Details and important information are explained in the following paragraphs. Remember you can contact your municipal clerk to get answers to your questions about these changes. Find your clerk contact information at MyVote.  

Voter Drop Boxes are Now Prohibited – In July, the Wisconsin Supreme Court narrowly voted 4 to 3 to prohibit the use of all secure voter drop boxes – repositories that were widely used in the 2016 elections and elections through 2021. During 2020 more than 500 voter drop boxes were used in communities all around Wisconsin. Drop boxes were barred from use for the August 2022 partisan primary in the state and will NOT be available for this November’s general election. 

Voters who vote by absentee ballot can use the U.S. Mail to send them, but should make every effort to do so before November 1, 2022 so that they arrive at their election clerk’s office before or on Election Day, November 8th. If they arrive after November 8th, the absentee ballot will not be counted! Voters can also return completed absentee ballots directly to their election clerks but must personally deliver that ballot to an election clerk or authorized proxy of the clerk at the clerk’s designated office. Unless you are disabled, you cannot have a friend, neighbor, spouse, or relative return your ballot. Also, ballots cannot just be “dropped off” at the office and, to repeat, secure voter drop boxes cannot be utilized and should not be available for use anywhere in the state. 

“Complete” Information of Witnesses is Required on All Absentee Ballots – In September, a Waukesha County Circuit Court Judge ruled that election clerks can no longer make simple corrections to the addresses of witnesses who must sign their names and provide their full and complete addresses on the outside envelope of all absentee ballots. Clerks may no longer correct that information themselves. The clerk can contact the absentee voter, and the voter or the witness can come to the election clerk’s office and make any necessary addition or correction to the address. But the clerk may no longer make those corrections, however minor and common sense they may be. 

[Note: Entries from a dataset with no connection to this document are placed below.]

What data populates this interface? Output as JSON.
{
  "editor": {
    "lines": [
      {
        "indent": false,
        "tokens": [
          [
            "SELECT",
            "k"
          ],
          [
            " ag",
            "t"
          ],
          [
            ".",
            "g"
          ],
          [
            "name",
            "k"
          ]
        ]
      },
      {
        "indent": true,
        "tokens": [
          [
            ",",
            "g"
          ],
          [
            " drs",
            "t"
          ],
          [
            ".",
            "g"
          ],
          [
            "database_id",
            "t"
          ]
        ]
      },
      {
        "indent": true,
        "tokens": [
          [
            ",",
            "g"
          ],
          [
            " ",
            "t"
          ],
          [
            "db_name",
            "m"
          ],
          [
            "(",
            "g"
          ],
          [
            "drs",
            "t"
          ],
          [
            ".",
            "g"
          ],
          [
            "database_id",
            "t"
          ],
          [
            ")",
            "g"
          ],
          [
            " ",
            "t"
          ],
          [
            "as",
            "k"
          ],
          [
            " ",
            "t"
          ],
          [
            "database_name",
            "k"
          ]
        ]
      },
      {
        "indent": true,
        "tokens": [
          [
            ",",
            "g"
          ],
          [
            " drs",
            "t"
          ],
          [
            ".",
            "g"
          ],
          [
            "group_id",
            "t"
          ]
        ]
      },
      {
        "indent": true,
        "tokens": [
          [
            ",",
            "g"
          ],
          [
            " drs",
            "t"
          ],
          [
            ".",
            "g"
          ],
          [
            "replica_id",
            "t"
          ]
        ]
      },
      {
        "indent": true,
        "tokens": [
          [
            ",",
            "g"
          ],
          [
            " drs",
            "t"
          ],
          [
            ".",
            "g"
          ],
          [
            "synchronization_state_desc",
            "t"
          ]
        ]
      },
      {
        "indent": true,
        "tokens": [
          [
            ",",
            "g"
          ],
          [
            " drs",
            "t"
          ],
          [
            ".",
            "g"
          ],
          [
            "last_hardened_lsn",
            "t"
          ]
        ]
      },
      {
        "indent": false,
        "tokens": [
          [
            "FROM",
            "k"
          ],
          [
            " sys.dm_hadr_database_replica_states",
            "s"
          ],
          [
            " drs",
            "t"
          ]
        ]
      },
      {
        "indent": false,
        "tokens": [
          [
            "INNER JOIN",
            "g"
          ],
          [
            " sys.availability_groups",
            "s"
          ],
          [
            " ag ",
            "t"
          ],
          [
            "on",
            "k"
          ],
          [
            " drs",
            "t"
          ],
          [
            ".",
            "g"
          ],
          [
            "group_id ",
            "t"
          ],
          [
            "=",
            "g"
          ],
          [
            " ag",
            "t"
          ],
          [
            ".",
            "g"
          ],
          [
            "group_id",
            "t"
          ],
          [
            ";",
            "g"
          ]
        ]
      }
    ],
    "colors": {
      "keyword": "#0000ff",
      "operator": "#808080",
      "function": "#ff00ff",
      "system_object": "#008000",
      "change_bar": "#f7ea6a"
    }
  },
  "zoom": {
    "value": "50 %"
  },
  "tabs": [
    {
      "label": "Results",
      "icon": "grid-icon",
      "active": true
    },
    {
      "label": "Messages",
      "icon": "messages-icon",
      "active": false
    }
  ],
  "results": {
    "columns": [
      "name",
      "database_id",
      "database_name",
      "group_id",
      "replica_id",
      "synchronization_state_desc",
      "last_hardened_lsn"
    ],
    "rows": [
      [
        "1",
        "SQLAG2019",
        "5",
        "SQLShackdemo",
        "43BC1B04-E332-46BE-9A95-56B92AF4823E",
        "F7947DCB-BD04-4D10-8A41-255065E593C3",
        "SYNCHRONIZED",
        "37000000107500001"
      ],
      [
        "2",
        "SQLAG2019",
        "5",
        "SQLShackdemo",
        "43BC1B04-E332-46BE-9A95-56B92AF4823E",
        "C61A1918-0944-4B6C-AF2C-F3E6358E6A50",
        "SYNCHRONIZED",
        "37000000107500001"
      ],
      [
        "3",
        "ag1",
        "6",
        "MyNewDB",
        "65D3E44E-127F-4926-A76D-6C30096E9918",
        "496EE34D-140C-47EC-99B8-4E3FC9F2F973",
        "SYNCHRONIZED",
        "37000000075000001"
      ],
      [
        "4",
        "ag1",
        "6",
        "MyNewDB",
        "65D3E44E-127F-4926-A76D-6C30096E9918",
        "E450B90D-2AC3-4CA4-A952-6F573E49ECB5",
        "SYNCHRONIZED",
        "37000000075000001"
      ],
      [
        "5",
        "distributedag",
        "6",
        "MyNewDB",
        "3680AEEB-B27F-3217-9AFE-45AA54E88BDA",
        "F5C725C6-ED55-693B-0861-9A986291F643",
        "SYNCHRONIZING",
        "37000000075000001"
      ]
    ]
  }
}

Therefore, it is critically important that the witness to any absentee ballot must not only sign that envelope but also provide complete address information. This includes the full street address and the zip code. Both the absentee ballot voter and the witness should carefully review the outside envelope to ensure that the signature and complete address of the witness (and the voter) have been provided. Failure to do so could result in the absentee ballot not being counted. 

Disabled Voters May Have Assistance in Mailing Their Absentee Ballot or Having it Returned to the Election Clerk’s Office – In July, the Wisconsin Supreme Court did not address this matter directly when they prohibited the use of voter drop boxes. The WEC subsequently advised that disabled voters would have to mail their own absentee ballots or return them to the election clerk without assistance, which would have effectively made it impossible for many disabled voters to be able to have their absentee ballots returned. Fortunately, in August, a Federal Court intervened and ruled that disabled voters can receive assistance in having their absentee ballot mailed or physically returned to an election clerk’s office and that barring such assistance was a violation of federal voting rights law. 

Therefore, as has been the case in past elections, Wisconsin voters who have a disability may continue to receive assistance in both the mailing of their absentee ballots or in having the absentee ballot personally returned to an election clerk. 

Please see the Disability Rights Wisconsin resource for Absentee Ballot Return Assistance for the November 8th Election for more information and how to receive additional help and services.

If there is one thing all voters in Wisconsin can agree upon it is that the statewide elections this November are likely to be very closely contested. As in past elections in this state, every vote matters! Being familiar with recent changes to voting like these could mean the difference between having your vote counted or having it disqualified. Familiarize yourself with these revisions and share them with others.

Jay Heck

Executive Director


Jay Heck
608/256-2686 (office)
608/512-9363 (cell)

Common Cause in Wisconsin
152 Johnson St, Suite 212
Madison, WI 53703